▶ **Assignment**
Where a line holds the word "content", copy that line from the data below.
☆ ☆ ☆ ☆ ☆ ☆ ☆
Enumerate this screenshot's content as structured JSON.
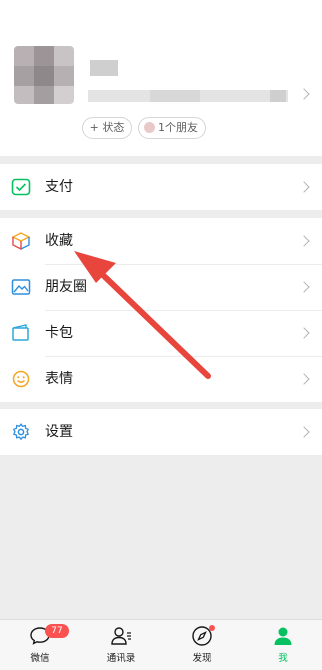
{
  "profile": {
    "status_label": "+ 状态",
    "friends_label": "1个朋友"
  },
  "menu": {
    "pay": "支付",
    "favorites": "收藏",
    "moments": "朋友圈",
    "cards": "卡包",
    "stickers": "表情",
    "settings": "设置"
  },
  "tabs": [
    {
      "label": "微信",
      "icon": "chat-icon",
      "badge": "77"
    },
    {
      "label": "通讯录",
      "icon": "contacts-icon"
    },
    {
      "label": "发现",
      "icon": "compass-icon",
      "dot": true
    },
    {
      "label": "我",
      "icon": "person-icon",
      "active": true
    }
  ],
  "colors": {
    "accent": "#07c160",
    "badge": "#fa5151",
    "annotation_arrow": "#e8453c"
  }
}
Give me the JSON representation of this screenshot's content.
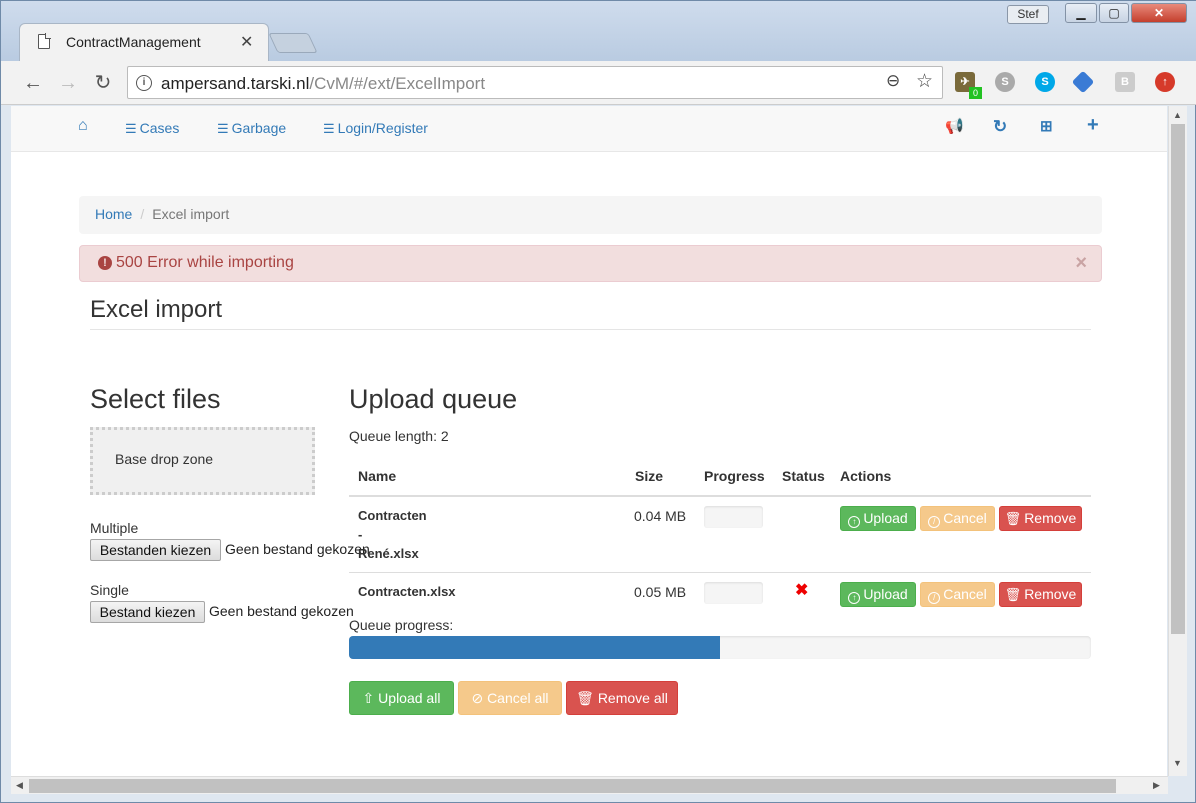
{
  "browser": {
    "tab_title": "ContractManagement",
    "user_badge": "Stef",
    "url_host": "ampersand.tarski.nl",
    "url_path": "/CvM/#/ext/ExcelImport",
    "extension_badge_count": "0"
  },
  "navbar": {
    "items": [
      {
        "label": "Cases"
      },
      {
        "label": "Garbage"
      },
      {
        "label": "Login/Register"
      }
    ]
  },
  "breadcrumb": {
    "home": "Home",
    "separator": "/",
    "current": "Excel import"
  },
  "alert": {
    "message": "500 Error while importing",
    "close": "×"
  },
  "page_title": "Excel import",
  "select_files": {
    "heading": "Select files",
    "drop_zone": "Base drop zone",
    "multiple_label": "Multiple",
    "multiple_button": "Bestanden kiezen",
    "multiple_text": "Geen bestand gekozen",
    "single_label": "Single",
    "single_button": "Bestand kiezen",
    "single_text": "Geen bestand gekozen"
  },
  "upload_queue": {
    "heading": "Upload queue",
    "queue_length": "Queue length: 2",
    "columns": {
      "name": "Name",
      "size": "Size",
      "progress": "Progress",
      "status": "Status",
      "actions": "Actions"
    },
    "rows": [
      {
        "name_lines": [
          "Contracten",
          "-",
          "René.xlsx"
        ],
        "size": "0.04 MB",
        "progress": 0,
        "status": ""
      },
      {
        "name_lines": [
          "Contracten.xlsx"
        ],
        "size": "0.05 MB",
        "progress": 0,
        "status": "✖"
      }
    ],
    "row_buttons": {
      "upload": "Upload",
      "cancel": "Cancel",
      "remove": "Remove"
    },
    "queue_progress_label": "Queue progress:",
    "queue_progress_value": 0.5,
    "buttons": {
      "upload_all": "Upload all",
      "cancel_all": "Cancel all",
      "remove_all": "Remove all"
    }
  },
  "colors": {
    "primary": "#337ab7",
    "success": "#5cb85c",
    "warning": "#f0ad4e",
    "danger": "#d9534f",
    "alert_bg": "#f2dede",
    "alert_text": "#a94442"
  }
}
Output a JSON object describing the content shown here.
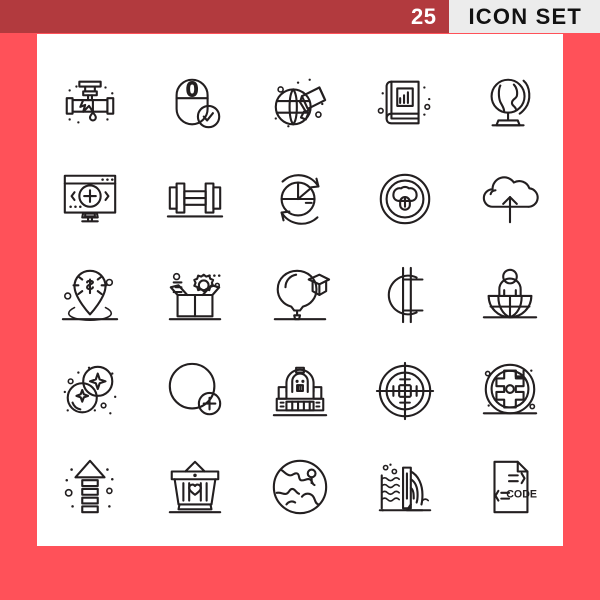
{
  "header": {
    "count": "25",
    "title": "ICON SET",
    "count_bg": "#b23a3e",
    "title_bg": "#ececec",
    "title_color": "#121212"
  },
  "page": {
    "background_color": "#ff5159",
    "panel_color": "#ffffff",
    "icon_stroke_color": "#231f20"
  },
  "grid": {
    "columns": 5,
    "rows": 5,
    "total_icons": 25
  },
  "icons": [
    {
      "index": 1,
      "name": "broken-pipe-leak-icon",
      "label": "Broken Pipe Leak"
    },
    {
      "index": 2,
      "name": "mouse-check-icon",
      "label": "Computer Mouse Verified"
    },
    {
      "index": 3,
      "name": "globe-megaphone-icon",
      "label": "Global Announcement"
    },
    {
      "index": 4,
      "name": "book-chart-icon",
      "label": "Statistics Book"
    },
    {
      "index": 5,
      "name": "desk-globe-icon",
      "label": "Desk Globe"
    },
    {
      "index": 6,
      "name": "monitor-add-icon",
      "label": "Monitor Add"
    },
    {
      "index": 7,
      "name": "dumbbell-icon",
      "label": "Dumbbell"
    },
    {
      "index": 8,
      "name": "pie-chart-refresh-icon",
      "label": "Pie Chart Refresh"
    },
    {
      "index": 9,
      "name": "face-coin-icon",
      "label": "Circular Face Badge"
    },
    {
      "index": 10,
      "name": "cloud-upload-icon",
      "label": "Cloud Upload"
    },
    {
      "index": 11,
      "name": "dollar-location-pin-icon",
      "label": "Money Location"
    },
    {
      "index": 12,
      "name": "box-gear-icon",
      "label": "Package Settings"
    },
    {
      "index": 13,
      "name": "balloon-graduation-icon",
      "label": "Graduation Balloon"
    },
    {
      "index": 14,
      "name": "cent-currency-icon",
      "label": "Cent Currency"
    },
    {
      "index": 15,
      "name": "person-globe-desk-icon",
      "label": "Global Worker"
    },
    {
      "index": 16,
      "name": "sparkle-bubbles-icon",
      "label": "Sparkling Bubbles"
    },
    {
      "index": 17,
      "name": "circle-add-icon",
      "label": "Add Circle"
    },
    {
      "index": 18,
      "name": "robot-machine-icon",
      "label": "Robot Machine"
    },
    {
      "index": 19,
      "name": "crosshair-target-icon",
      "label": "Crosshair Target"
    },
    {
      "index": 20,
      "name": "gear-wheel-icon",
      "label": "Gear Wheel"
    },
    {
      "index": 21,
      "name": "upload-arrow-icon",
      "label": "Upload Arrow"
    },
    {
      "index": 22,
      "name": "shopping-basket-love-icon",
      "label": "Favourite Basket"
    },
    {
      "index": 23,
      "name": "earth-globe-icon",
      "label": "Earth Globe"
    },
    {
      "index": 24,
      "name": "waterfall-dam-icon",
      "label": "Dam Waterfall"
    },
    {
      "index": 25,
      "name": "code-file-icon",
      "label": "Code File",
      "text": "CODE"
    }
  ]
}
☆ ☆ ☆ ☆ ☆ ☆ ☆
▶ **Result**
Enumerate this screenshot's content as structured JSON.
Give me the JSON representation of this screenshot's content.
Output a JSON object describing the content shown here.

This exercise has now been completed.